RTs do more than just x-rays of bones. We do fluoroscopy studies (involving the intestinal tract and barium), arthrograms (assisting the radiologist with injecting contrast or dye into joints for evaluation) and myelograms (assisting the radiologist with injecting contrast into the spinal canal). If you work in a hospital setting, you will do portable exams in ICU, CCU, the ER and even surgery. Some RTs take x-rays in the morgue.
At this site, you can read about the different studies we do. These are patient education pages, but you will get the idea of what is involved with different procedures. Scroll down to "radiography":
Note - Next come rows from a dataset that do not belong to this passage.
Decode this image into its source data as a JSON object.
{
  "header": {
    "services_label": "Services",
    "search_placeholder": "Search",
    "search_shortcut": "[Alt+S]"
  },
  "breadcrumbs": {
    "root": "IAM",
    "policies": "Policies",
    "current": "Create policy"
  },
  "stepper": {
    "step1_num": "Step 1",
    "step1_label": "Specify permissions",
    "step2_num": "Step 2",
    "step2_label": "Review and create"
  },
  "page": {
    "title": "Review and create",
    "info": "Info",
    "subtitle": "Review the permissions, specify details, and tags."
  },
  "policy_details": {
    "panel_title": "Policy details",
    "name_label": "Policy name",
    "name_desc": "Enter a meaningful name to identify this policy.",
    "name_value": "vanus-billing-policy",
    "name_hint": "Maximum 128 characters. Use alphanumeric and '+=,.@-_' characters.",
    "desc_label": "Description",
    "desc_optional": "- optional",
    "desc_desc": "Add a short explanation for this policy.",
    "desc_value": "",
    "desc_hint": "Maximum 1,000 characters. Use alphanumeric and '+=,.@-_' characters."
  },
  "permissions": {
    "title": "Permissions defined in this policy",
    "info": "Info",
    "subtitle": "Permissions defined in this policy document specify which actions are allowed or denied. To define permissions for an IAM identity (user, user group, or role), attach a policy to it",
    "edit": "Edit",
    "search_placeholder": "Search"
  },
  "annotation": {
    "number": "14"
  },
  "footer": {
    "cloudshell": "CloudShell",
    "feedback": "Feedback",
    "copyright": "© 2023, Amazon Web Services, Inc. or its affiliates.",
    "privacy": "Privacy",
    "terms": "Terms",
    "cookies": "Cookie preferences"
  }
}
Most RTs will also become proficient and licensed in other modalities, such as mammography, CT and/or MRI. This training does not require any additional formal training, and is usually learned on the job. The more licenses you have, the more money you can make, as you will be in higher demand. With additional schooling, you can also do ultrasound.
Well, I work in a free standing imaging center. My office is only open M-F, 8:00-5:00. No weekends, nights or call work. In a hospital, most imaging departments are staffed 24 hours a day. You could be scheduled to work nights, PM shifts, weekends, holidays....anytime really!
I highly recommend you do an observation in both a hospital imaging department and a free standing imaging facility. Until you see what RTs do, you won't know if it is the job for you! It would also give you a wonderful opportunity to talk to RTs in your area. Best wishes.....
Oh, another good resource....check out the student area of the ASRT website:
The American Society of Radiologic Technologists just did a large salary survey. The salary varies, depending on your experience, specialties and geographical area. For example, the annual income of a RT in Alabama was $43,196. With additional training, and licensing in MRI scanning, the salary is $51,174. In California, the average RT salary is $71,063. With MRI licensing, it is $83,185. To view, the survey, and see the average salary in your state, you can go to this link: